Stored data entries:
——————————

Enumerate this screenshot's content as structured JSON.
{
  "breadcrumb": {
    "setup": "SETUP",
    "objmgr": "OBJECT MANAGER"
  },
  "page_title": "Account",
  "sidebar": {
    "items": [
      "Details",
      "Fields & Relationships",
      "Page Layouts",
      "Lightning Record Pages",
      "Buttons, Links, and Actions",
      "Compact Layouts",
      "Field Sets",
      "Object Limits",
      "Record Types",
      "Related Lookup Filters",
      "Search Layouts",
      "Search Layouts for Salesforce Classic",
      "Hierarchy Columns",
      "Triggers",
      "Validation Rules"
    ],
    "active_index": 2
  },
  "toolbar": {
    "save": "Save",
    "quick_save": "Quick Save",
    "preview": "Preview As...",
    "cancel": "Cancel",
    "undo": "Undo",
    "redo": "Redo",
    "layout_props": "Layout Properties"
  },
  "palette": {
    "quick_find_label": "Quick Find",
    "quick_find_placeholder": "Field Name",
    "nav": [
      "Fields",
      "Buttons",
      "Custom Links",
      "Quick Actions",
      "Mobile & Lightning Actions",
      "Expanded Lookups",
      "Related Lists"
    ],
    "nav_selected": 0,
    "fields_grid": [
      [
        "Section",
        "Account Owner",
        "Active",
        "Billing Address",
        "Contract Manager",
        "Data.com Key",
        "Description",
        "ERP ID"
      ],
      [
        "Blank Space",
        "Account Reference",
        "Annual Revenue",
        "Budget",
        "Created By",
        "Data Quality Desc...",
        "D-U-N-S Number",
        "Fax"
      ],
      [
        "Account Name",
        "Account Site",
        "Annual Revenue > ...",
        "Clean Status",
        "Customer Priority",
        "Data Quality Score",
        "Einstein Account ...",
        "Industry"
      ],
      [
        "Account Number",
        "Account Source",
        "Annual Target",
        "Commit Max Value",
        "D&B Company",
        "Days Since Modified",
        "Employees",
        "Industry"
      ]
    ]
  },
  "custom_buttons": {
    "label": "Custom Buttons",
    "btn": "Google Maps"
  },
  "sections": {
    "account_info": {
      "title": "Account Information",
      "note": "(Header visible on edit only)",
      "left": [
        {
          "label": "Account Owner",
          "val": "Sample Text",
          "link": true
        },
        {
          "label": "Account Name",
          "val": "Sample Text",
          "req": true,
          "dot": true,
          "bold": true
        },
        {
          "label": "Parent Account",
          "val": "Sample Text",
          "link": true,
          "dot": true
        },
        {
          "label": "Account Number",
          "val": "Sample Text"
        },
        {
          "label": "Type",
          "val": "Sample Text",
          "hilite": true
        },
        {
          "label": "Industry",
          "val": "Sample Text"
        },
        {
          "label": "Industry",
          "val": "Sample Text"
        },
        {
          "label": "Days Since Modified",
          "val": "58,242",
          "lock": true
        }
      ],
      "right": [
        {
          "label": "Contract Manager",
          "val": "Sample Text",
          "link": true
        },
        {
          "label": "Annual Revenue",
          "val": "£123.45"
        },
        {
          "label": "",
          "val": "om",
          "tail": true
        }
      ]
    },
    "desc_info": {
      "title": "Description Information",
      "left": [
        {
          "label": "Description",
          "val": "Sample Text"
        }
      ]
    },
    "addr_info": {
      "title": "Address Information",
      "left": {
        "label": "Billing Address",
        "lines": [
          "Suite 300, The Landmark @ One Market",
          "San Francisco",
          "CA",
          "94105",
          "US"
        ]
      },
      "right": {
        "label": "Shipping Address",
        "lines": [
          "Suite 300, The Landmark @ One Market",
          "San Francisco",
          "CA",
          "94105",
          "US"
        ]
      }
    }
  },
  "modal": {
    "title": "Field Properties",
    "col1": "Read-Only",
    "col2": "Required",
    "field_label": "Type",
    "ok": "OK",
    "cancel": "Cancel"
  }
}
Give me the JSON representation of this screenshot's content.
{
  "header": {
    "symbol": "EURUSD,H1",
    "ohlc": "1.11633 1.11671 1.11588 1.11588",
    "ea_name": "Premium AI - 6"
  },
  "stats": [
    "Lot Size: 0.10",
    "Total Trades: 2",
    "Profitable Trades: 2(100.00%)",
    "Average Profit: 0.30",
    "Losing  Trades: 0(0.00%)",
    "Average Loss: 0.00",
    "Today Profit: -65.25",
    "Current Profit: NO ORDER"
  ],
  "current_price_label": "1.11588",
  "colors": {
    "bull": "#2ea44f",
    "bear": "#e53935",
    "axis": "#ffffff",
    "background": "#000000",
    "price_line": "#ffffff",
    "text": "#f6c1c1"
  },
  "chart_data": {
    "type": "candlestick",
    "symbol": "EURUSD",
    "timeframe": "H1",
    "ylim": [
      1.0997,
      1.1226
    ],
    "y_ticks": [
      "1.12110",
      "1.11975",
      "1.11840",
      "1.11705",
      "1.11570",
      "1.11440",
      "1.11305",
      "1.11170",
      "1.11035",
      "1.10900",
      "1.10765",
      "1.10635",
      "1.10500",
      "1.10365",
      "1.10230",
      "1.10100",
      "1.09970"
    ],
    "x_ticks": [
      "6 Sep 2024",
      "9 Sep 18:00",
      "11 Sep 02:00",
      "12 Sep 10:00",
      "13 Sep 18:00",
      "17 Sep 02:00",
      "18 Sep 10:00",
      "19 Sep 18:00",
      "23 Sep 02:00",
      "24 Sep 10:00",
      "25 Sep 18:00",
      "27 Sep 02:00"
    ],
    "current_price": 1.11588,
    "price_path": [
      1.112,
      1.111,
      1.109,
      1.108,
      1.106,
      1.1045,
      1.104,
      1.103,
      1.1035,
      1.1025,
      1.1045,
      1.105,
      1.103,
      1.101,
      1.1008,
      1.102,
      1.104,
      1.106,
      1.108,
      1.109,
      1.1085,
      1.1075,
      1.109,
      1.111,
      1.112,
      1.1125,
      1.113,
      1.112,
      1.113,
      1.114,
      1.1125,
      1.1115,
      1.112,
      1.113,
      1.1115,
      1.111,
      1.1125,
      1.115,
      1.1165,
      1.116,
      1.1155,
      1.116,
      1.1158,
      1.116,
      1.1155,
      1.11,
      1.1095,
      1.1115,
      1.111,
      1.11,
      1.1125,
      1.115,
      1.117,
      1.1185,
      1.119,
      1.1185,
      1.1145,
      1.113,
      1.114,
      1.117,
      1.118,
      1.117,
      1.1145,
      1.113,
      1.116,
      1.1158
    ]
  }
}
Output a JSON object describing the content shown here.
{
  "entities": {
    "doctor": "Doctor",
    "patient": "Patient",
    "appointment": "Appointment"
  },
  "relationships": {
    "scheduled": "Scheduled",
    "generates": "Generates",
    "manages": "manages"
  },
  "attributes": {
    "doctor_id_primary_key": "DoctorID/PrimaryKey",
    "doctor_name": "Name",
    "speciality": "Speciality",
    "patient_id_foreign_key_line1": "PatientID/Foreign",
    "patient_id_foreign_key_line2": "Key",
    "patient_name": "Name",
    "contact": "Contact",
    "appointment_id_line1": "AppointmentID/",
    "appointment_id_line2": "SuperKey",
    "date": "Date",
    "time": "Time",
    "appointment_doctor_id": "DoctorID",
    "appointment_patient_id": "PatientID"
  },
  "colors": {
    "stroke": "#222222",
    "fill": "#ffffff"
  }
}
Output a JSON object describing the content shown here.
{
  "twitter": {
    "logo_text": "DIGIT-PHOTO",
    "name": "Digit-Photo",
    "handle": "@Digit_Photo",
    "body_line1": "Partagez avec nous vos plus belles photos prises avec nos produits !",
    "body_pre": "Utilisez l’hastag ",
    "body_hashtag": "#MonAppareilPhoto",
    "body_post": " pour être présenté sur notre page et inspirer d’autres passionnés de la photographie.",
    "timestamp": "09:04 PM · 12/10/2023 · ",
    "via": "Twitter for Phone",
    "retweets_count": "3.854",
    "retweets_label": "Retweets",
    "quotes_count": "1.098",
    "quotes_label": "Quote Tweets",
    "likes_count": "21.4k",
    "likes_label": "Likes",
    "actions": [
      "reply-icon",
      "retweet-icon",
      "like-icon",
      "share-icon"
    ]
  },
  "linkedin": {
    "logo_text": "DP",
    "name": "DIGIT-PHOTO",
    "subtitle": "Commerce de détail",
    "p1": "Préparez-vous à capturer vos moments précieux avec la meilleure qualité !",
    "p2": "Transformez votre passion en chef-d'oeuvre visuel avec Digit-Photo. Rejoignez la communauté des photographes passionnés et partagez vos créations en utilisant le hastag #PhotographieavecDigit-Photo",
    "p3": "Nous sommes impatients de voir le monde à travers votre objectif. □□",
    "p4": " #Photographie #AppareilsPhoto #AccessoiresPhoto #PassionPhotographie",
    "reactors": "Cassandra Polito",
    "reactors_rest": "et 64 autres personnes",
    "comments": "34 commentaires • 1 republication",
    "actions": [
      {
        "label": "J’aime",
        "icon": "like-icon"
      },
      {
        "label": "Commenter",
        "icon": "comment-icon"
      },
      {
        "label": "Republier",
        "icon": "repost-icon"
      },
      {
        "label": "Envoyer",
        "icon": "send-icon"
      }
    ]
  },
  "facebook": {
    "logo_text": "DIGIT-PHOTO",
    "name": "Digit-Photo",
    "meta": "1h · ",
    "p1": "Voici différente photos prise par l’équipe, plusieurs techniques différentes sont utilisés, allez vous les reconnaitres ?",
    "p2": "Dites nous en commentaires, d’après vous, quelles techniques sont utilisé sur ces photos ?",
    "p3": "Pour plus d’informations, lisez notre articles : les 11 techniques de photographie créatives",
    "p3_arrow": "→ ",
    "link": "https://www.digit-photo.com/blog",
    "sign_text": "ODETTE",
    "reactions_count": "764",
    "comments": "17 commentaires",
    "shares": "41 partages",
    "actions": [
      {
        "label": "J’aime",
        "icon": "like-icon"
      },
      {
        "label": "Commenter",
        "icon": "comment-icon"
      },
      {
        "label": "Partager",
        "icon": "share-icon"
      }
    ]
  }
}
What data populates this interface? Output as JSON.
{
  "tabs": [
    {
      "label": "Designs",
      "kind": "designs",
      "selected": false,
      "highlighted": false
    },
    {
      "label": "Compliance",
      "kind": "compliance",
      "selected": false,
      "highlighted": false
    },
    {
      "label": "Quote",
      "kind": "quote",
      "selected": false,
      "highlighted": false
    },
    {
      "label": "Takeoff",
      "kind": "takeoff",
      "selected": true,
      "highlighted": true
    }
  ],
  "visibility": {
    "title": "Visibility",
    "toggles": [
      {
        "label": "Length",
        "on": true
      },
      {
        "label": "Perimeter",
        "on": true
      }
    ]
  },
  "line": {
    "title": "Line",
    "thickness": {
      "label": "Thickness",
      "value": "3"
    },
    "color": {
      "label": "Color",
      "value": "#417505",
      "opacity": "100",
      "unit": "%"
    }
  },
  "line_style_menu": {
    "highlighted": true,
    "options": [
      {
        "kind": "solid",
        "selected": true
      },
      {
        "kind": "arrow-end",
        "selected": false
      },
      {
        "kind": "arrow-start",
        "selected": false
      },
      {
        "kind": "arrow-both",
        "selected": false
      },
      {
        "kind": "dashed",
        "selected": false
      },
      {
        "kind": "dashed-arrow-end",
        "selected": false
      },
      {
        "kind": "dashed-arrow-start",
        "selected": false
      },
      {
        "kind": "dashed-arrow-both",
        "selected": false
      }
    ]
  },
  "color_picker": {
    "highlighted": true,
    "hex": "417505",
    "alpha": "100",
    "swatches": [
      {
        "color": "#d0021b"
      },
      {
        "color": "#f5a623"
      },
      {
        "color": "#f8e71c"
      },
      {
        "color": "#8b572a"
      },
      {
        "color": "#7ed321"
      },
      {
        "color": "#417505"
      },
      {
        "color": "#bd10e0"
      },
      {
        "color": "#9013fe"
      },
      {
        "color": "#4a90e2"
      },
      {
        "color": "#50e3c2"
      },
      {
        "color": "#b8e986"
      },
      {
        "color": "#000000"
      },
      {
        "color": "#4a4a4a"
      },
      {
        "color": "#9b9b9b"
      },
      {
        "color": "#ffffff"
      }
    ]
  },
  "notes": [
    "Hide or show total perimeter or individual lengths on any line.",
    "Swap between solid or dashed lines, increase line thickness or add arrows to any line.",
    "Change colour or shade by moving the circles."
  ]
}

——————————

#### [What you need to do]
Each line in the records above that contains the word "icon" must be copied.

#### [Answer section]
      "reply-icon",
      "retweet-icon",
      "like-icon",
      "share-icon"
        "icon": "like-icon"
        "icon": "comment-icon"
        "icon": "repost-icon"
        "icon": "send-icon"
        "icon": "like-icon"
        "icon": "comment-icon"
        "icon": "share-icon"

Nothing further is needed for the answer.